A common phrase to describe an annoyance is “Pain in the neck”. The vast majority of American people will at some point complain of back pain so maybe the phrasing should be changed to “pain in the back”. Whether the pain is the result of an injury, a sudden move, or is chronic in nature back pain can be bothersome and debilitating.
If it hurts don’t do it, right? Not necessarily. If the pain is muscular in nature resting too long can increase the spasming of the muscles when the person does move. Most often practitioners advise gentle exercise and stretching to help release the spasming. This also improves blood flow to the area which can improve healing. While it is not a good idea to undertake strenuous activity, things like walking, yoga, and Pilates are often beneficial.
See a Health-care Provider Who Specializes in Back Pain
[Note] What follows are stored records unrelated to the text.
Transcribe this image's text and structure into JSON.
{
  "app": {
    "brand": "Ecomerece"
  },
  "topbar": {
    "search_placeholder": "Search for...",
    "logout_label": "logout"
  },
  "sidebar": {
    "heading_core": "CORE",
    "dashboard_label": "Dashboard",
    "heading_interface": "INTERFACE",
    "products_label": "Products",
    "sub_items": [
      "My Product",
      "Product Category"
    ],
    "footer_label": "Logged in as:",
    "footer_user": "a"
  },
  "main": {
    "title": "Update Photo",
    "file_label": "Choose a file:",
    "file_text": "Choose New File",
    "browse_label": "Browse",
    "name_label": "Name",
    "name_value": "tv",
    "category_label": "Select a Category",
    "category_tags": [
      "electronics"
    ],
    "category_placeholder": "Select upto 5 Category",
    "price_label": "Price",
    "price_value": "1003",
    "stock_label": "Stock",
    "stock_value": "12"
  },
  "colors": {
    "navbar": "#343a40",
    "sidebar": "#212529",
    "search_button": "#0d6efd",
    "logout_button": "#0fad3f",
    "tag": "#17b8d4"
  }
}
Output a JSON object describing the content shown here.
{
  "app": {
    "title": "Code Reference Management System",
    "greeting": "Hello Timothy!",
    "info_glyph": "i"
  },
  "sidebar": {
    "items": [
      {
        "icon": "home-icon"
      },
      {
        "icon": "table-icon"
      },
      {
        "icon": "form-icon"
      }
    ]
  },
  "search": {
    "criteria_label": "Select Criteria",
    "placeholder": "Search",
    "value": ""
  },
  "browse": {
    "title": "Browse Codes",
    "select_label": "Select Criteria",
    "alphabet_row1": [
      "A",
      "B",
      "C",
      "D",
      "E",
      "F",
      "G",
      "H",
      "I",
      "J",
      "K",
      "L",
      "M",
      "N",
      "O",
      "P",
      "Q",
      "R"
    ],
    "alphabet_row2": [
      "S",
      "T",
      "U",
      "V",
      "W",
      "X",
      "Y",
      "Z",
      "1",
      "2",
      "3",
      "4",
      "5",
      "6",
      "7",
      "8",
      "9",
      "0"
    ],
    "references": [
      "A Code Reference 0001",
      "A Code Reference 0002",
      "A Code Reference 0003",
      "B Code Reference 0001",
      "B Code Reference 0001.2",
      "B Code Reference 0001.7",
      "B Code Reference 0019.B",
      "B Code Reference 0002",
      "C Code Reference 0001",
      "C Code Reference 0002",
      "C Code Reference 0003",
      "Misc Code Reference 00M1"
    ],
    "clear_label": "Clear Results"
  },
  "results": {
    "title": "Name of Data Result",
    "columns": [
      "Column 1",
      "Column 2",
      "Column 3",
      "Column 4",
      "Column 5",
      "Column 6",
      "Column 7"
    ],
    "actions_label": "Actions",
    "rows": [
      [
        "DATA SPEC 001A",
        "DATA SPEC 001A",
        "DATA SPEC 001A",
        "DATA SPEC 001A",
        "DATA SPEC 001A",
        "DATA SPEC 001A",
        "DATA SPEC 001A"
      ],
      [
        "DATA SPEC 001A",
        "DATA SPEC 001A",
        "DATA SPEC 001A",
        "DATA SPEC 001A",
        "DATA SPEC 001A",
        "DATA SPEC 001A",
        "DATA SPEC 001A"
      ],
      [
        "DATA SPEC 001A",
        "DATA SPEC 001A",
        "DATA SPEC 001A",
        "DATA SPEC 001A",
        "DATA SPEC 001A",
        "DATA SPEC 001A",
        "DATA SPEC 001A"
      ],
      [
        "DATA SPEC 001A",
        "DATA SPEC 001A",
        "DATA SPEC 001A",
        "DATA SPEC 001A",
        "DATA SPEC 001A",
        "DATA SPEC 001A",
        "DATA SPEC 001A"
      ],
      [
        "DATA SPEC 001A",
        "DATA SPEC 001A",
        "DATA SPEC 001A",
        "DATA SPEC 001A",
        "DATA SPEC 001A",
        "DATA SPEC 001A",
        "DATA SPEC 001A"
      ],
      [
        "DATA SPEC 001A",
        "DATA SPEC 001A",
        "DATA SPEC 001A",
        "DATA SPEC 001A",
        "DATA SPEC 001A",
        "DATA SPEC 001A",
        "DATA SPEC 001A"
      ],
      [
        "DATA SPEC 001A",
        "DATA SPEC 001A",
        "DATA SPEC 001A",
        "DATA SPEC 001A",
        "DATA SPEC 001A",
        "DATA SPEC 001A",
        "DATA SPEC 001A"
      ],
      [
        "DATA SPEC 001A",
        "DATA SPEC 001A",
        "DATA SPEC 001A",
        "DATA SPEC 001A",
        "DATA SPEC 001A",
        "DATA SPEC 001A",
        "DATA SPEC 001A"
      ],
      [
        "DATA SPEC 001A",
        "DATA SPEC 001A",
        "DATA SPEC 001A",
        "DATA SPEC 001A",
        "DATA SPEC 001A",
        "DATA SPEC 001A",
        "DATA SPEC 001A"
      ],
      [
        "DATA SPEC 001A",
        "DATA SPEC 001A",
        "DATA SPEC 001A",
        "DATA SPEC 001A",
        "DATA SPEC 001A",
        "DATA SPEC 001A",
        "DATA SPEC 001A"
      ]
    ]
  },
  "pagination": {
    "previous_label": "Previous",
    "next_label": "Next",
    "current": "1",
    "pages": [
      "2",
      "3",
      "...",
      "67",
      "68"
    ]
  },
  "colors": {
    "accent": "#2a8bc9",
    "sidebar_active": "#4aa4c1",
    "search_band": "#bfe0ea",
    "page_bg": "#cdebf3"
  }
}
Going to a dentist for a back problem wouldn’t make much sense would it? Neither does seeing a general practice doctor for back pain. The back and spinal column are incredibly complex and seeing a back pain specialist, a provider who has extensive training and experience can be the difference between a quick recovery and prolonged suffering. Chiropractors, physical therapists, exercise physiologists, and physicians who specialize in back pain treatment are all good places to look. Different injuries and problems need different care, the right practitioner can help design a treatment plan specific to the problem.
Focus on Core Strengthening and Improving Flexibility
The core muscles of the body are the ones that support us while we go about our lives. They are the muscles that hold us up while sitting, walking, basically anything. If these muscles are weak, other muscles most often the ones surrounding the spine have to pick up extra strain, leading to pain and discomfort. Turning ones-self into a contortionist is not necessary, but learning to distribute weight evenly between hips, feet, and throughout the body can relieve tension and pain.
Good Posture is important
All the times adults told kids to sit up straight and not slouch were actually good advice! Not just nagging. Good posture is a good habit to get into. It allows the spine to follow its natural curve and reduces the amount of stress that back muscles have to endure. Slouching may feel good in the short term but long term it puts an undue stress on the back muscles that can manifest itself as back pain and strain. Over time, this can cause wear on joints and lead to arthritis developing which just means more pain. This means more than just sitting up straight at the computer.
Good posture extends to walking, driving and even sleeping. Good posture is especially important when exercising or tasks which require heavy lifting. An added bonus, people with good posture are perceived to be about 10 lbs lighter than slouchy counterparts.
Use Hot and Cold Compresses
If back pain is related to a specific injury apply cold packs to the area for the first 48 hours. Remember to make sure that skin is protected from extreme cold; no one needs an aching back and frost bite. After that, heat therapy should be used. Again, protect the skin, burns can hurt more than aching muscles.
Recently, researchers have discovered a correlation between smoking cigarettes and increased back pain. While those who have quit smoking still face an increased risk of back pain compared to those who have never smoked, the risk does decrease after quitting. This is because nicotine causes blood vessels to constrict and decrease the amount of oxygen that muscles receive.
Back pain is not an automatic sentence to suffer for years on end or be dependent on pain medications. In fact, most often there are simple changes that patients can make to their lives to improve if not eliminate pain.
About the Author:
Melissa Cameron, a freelance writer, loves using the internet to research interesting topics and connecting with experts. She is currently developing a series of articles about reducing back pain with the help of Chiropractors in Appleton. Melissa resides in Austin, Texas with her husband and two children.